Task directions
All of the records must be restated exactly, with every line complete.

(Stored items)
------------------------------------------------
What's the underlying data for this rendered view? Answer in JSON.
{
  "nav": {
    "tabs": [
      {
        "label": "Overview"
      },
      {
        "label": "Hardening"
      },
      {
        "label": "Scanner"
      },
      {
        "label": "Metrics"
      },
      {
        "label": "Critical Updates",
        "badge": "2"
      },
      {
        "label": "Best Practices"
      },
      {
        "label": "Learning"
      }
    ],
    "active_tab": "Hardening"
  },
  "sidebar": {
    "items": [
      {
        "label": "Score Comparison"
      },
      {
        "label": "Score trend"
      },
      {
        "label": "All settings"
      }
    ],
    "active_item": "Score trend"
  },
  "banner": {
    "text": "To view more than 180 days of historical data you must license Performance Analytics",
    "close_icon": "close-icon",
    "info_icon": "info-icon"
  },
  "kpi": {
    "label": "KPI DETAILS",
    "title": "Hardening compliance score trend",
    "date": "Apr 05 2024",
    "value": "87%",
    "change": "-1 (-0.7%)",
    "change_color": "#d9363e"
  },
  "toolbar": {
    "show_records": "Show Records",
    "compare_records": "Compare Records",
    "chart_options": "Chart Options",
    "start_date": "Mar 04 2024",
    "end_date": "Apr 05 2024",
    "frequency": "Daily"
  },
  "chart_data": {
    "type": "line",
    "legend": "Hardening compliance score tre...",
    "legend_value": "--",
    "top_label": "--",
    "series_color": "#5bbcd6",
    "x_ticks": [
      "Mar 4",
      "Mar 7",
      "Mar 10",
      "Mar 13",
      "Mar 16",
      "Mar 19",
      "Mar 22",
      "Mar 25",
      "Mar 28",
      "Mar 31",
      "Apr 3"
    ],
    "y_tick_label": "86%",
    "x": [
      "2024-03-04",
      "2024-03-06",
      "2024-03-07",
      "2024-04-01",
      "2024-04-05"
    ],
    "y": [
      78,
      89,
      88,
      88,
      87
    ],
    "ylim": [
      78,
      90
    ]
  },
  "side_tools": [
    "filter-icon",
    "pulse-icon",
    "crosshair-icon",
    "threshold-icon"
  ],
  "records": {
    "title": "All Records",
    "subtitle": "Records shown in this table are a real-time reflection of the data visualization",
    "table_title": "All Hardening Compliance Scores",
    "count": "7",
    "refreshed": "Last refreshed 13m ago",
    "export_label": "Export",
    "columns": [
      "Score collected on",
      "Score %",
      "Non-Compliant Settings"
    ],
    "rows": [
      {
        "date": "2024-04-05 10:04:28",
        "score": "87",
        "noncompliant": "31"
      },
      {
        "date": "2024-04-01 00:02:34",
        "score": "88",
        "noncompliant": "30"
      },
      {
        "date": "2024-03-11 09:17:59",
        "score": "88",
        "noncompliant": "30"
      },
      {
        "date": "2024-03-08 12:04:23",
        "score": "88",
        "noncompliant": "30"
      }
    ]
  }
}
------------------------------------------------
Task result
What's the underlying data for this rendered view? Answer in JSON.
{
  "nav": {
    "tabs": [
      {
        "label": "Overview"
      },
      {
        "label": "Hardening"
      },
      {
        "label": "Scanner"
      },
      {
        "label": "Metrics"
      },
      {
        "label": "Critical Updates",
        "badge": "2"
      },
      {
        "label": "Best Practices"
      },
      {
        "label": "Learning"
      }
    ],
    "active_tab": "Hardening"
  },
  "sidebar": {
    "items": [
      {
        "label": "Score Comparison"
      },
      {
        "label": "Score trend"
      },
      {
        "label": "All settings"
      }
    ],
    "active_item": "Score trend"
  },
  "banner": {
    "text": "To view more than 180 days of historical data you must license Performance Analytics",
    "close_icon": "close-icon",
    "info_icon": "info-icon"
  },
  "kpi": {
    "label": "KPI DETAILS",
    "title": "Hardening compliance score trend",
    "date": "Apr 05 2024",
    "value": "87%",
    "change": "-1 (-0.7%)",
    "change_color": "#d9363e"
  },
  "toolbar": {
    "show_records": "Show Records",
    "compare_records": "Compare Records",
    "chart_options": "Chart Options",
    "start_date": "Mar 04 2024",
    "end_date": "Apr 05 2024",
    "frequency": "Daily"
  },
  "chart_data": {
    "type": "line",
    "legend": "Hardening compliance score tre...",
    "legend_value": "--",
    "top_label": "--",
    "series_color": "#5bbcd6",
    "x_ticks": [
      "Mar 4",
      "Mar 7",
      "Mar 10",
      "Mar 13",
      "Mar 16",
      "Mar 19",
      "Mar 22",
      "Mar 25",
      "Mar 28",
      "Mar 31",
      "Apr 3"
    ],
    "y_tick_label": "86%",
    "x": [
      "2024-03-04",
      "2024-03-06",
      "2024-03-07",
      "2024-04-01",
      "2024-04-05"
    ],
    "y": [
      78,
      89,
      88,
      88,
      87
    ],
    "ylim": [
      78,
      90
    ]
  },
  "side_tools": [
    "filter-icon",
    "pulse-icon",
    "crosshair-icon",
    "threshold-icon"
  ],
  "records": {
    "title": "All Records",
    "subtitle": "Records shown in this table are a real-time reflection of the data visualization",
    "table_title": "All Hardening Compliance Scores",
    "count": "7",
    "refreshed": "Last refreshed 13m ago",
    "export_label": "Export",
    "columns": [
      "Score collected on",
      "Score %",
      "Non-Compliant Settings"
    ],
    "rows": [
      {
        "date": "2024-04-05 10:04:28",
        "score": "87",
        "noncompliant": "31"
      },
      {
        "date": "2024-04-01 00:02:34",
        "score": "88",
        "noncompliant": "30"
      },
      {
        "date": "2024-03-11 09:17:59",
        "score": "88",
        "noncompliant": "30"
      },
      {
        "date": "2024-03-08 12:04:23",
        "score": "88",
        "noncompliant": "30"
      }
    ]
  }
}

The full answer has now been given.